EXERCISE BRIEF:
Please give the number of lines that hold the string "Bedford" in the listing, without any other words.

-------- DATA FOR PROCESSING --------

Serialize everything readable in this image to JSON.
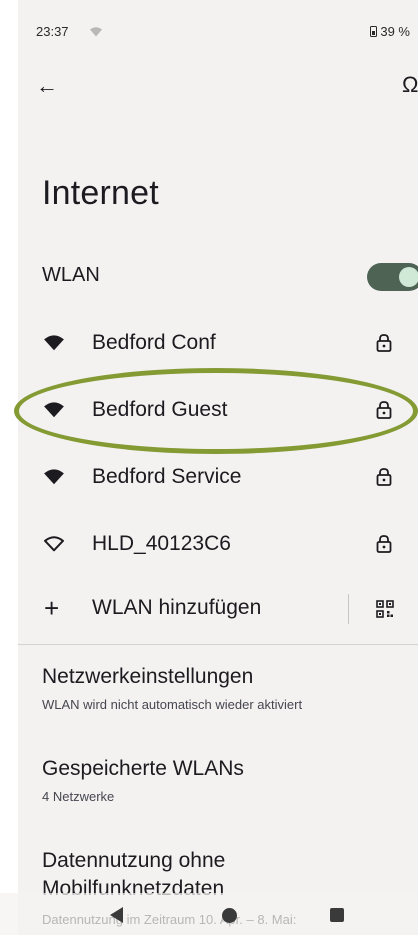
{
  "status_bar": {
    "time": "23:37",
    "battery": "39 %"
  },
  "header": {
    "title": "Internet"
  },
  "wlan": {
    "label": "WLAN",
    "enabled": true
  },
  "networks": [
    {
      "name": "Bedford Conf",
      "locked": true,
      "signal": "full"
    },
    {
      "name": "Bedford Guest",
      "locked": true,
      "signal": "full",
      "highlighted": true
    },
    {
      "name": "Bedford Service",
      "locked": true,
      "signal": "full"
    },
    {
      "name": "HLD_40123C6",
      "locked": true,
      "signal": "outline"
    }
  ],
  "add_network": {
    "label": "WLAN hinzufügen"
  },
  "preferences": [
    {
      "title": "Netzwerkeinstellungen",
      "subtitle": "WLAN wird nicht automatisch wieder aktiviert"
    },
    {
      "title": "Gespeicherte WLANs",
      "subtitle": "4 Netzwerke"
    },
    {
      "title": "Datennutzung ohne Mobilfunknetzdaten",
      "title_line2": "Mobilfunknetzdaten",
      "subtitle": "Datennutzung im Zeitraum 10. Apr. – 8. Mai:"
    }
  ],
  "colors": {
    "accent_toggle": "#4f6355",
    "highlight_ring": "#849a33",
    "background": "#f4f2f1"
  },
  "icons": [
    "wifi-icon",
    "lock-icon",
    "back-arrow-icon",
    "plus-icon",
    "qr-code-icon"
  ]
}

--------

OUTPUT BELOW:
3